WHAT TO DO: Retype the data exactly, leaving nothing out.
════════
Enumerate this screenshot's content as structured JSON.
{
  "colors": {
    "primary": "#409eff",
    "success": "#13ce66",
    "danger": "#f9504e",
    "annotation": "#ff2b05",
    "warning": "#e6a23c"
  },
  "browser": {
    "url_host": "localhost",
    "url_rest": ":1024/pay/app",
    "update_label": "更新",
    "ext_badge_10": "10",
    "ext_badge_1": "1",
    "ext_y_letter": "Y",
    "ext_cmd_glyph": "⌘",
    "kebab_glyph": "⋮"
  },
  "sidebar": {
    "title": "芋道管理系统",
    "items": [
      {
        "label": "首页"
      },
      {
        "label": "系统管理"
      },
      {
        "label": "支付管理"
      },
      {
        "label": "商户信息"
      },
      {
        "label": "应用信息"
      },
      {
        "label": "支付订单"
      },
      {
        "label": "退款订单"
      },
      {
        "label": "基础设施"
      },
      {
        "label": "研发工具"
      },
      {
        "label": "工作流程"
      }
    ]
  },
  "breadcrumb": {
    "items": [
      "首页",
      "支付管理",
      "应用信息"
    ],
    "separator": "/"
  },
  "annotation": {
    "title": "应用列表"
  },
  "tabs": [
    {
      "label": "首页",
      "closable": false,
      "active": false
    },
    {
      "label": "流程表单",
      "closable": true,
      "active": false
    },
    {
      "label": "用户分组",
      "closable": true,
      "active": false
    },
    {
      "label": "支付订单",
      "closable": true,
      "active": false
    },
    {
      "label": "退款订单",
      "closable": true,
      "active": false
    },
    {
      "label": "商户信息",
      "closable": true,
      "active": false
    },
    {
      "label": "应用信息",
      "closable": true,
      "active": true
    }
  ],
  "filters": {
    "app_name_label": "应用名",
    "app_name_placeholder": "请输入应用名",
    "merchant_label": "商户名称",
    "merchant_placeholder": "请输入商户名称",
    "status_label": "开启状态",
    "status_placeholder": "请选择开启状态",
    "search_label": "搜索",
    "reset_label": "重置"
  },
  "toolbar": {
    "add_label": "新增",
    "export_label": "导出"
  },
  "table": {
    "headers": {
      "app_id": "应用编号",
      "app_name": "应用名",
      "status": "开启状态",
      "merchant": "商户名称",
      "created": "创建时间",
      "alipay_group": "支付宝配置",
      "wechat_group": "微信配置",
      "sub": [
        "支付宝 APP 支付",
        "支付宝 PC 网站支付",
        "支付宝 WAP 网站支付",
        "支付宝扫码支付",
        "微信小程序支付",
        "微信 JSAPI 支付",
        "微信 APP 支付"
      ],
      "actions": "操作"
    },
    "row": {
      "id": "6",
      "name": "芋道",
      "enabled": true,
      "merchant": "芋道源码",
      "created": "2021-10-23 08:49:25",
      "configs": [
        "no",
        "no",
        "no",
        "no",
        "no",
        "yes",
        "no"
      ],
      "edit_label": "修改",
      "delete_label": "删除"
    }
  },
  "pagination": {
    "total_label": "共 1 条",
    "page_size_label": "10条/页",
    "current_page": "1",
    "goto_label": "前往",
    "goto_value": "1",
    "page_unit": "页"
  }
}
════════
SOLVED PROBLEM:
Enumerate this screenshot's content as structured JSON.
{
  "colors": {
    "primary": "#409eff",
    "success": "#13ce66",
    "danger": "#f9504e",
    "annotation": "#ff2b05",
    "warning": "#e6a23c"
  },
  "browser": {
    "url_host": "localhost",
    "url_rest": ":1024/pay/app",
    "update_label": "更新",
    "ext_badge_10": "10",
    "ext_badge_1": "1",
    "ext_y_letter": "Y",
    "ext_cmd_glyph": "⌘",
    "kebab_glyph": "⋮"
  },
  "sidebar": {
    "title": "芋道管理系统",
    "items": [
      {
        "label": "首页"
      },
      {
        "label": "系统管理"
      },
      {
        "label": "支付管理"
      },
      {
        "label": "商户信息"
      },
      {
        "label": "应用信息"
      },
      {
        "label": "支付订单"
      },
      {
        "label": "退款订单"
      },
      {
        "label": "基础设施"
      },
      {
        "label": "研发工具"
      },
      {
        "label": "工作流程"
      }
    ]
  },
  "breadcrumb": {
    "items": [
      "首页",
      "支付管理",
      "应用信息"
    ],
    "separator": "/"
  },
  "annotation": {
    "title": "应用列表"
  },
  "tabs": [
    {
      "label": "首页",
      "closable": false,
      "active": false
    },
    {
      "label": "流程表单",
      "closable": true,
      "active": false
    },
    {
      "label": "用户分组",
      "closable": true,
      "active": false
    },
    {
      "label": "支付订单",
      "closable": true,
      "active": false
    },
    {
      "label": "退款订单",
      "closable": true,
      "active": false
    },
    {
      "label": "商户信息",
      "closable": true,
      "active": false
    },
    {
      "label": "应用信息",
      "closable": true,
      "active": true
    }
  ],
  "filters": {
    "app_name_label": "应用名",
    "app_name_placeholder": "请输入应用名",
    "merchant_label": "商户名称",
    "merchant_placeholder": "请输入商户名称",
    "status_label": "开启状态",
    "status_placeholder": "请选择开启状态",
    "search_label": "搜索",
    "reset_label": "重置"
  },
  "toolbar": {
    "add_label": "新增",
    "export_label": "导出"
  },
  "table": {
    "headers": {
      "app_id": "应用编号",
      "app_name": "应用名",
      "status": "开启状态",
      "merchant": "商户名称",
      "created": "创建时间",
      "alipay_group": "支付宝配置",
      "wechat_group": "微信配置",
      "sub": [
        "支付宝 APP 支付",
        "支付宝 PC 网站支付",
        "支付宝 WAP 网站支付",
        "支付宝扫码支付",
        "微信小程序支付",
        "微信 JSAPI 支付",
        "微信 APP 支付"
      ],
      "actions": "操作"
    },
    "row": {
      "id": "6",
      "name": "芋道",
      "enabled": true,
      "merchant": "芋道源码",
      "created": "2021-10-23 08:49:25",
      "configs": [
        "no",
        "no",
        "no",
        "no",
        "no",
        "yes",
        "no"
      ],
      "edit_label": "修改",
      "delete_label": "删除"
    }
  },
  "pagination": {
    "total_label": "共 1 条",
    "page_size_label": "10条/页",
    "current_page": "1",
    "goto_label": "前往",
    "goto_value": "1",
    "page_unit": "页"
  }
}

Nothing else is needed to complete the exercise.